The new approaches to site design (there are differences between adaptive and responsive but both require rethinking) allow readers/viewers to work their way through content in smaller doses, with an emphasis on what the individual site visitor is likely to want to see. In that way, you minimize the required amount of scrolling up and down and side to side to see what you need.

Apply this logic to a web-based application. When you, as an employee, log in -- whether on a desktop or mobile device -- your login tells the system what your role is (employee or manager, for example). If you aren't a manager, the system only presents the options that you would need as an employee, such as requesting a day off or filing an overtime report. If you are a manager, what you see are your own options as an employee yourself. However, you also would see that you have requests from your direct reports that need approval/review. Each of your roles would take you into different workflows. In that way you see only the tasks/options that you need to see, not options that don't even apply to your job type or your department.

 

Triumph of the teeny-weeny
  • 4/21/2015 11:35:07 PM
NO RATINGS

..

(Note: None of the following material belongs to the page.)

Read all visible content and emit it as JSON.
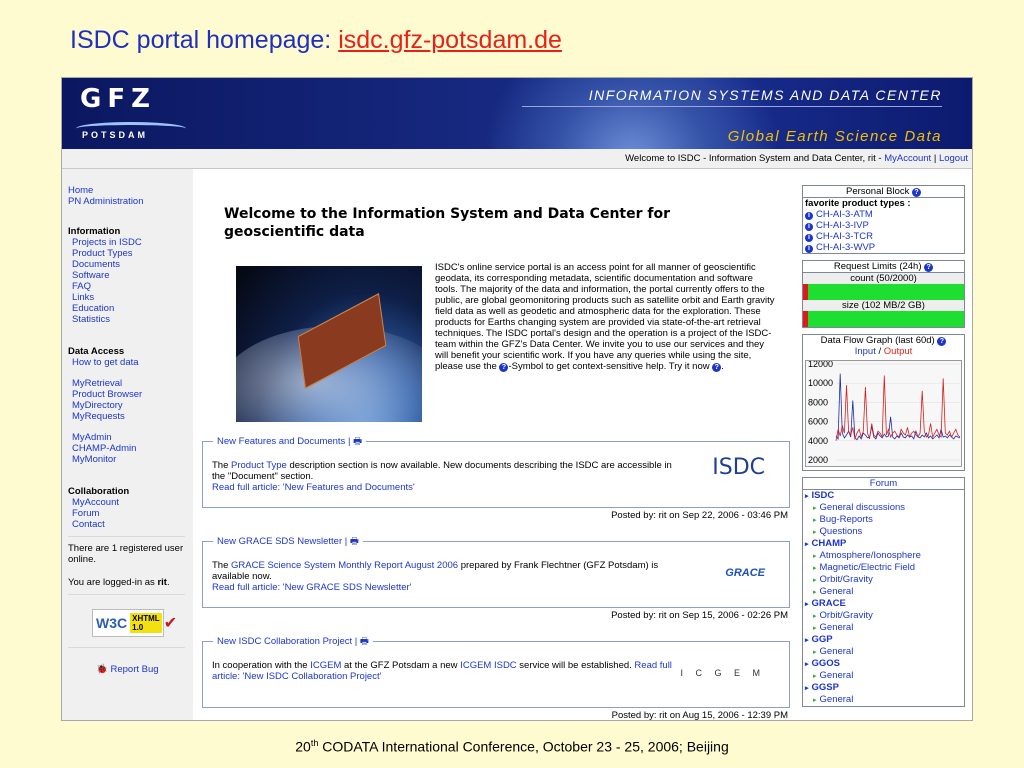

While I see the usefulness of overhauling one's website (if you can afford it) to make it more mobile-friendly, I also wonder why the onus has been placed on all the gazillions of website owners and not on the relative handful of device manufacturers to somehow make their displays more readable.

In any case, the latest developments from Google (to in effect mandate mobile-friendliness, aka making web data more visible on a tiny screen) suggest to me a kind of dual irony. First, the entire population of smartphone users have been facing the same kind of readability difficulties that seniors (aka old folks) have always faced. In other words, smartphones have brought on the kind of eyesight/readability problems faced by older people, so in effect everybody's eyesight has gotten aged about 40-50 years or so by dint of the popularity of smartphones.

The second ironic element is that this Triumph of the Teeny-Weeny comes after years of a marketing orgy to equip us all with nice wide screens and ultra-wide screens on our desktop PCs and laptops. And humongous wall-sized TV monitors, aiming in effect to turn our living rooms into home movie theatres. So we've gone from efforts to sell us larger and larger screens, now to efforts to acclimate us to teenier and tinier screens. And now we have Google's edict that if your website doesn't cater to the teeny-weeny, it will be banished to oblivion when anybody searches for something relevant to it.

Fascinating...

 

Re: promotion linkage
  • 4/21/2015 11:11:33 AM
NO RATINGS

@kq4ym. As all types of businesses turn more of their focus to connecting to customers through smart phones, and customers take charge (at least to some degree) it will be interesting to see how the data plays out in terms of what business strategies work. I wonder how the balance will fall when it comes to customers wanting to "pull" content as they need it versus businesses "pushing" content out to customers when the business thinks the customer might like it.

 

Re: promotion linkage
  • 4/21/2015 10:05:44 AM
NO RATINGS

And with mobile taking the lead (and Google this week announcing it's revising it's search reaults to favor mobile) the possibility of marketing by phones to "live" customers is going to be a vastly different atmosphere than shoppers have ever seen before. 

Re: promotion linkage
  • 4/18/2015 1:27:02 PM
NO RATINGS

I don't know about you but it's kinda fun for me to step back from shopping to take in all the tactics being used to steer me toward specific products. Knowing the angle doesn't always keep the impulse buy from taking a few extra bucks each trip.

Re: promotion linkage
  • 4/15/2015 5:53:36 PM
NO RATINGS

How true about retail changing rapidly, "we get a public view of how the changes are implemented every time we shop." Now, it's going to be very important to make customer choice easier and easier and the choices consumers have attractive enough to get them to pull out that electronic wallet and pay and not go on to another store, digitally or physically.

Page 1 / 4   >   >>
INFORMATION RESOURCES
ANALYTICS IN ACTION
CARTERTOONS
VIEW ALL +
QUICK POLL
VIEW ALL +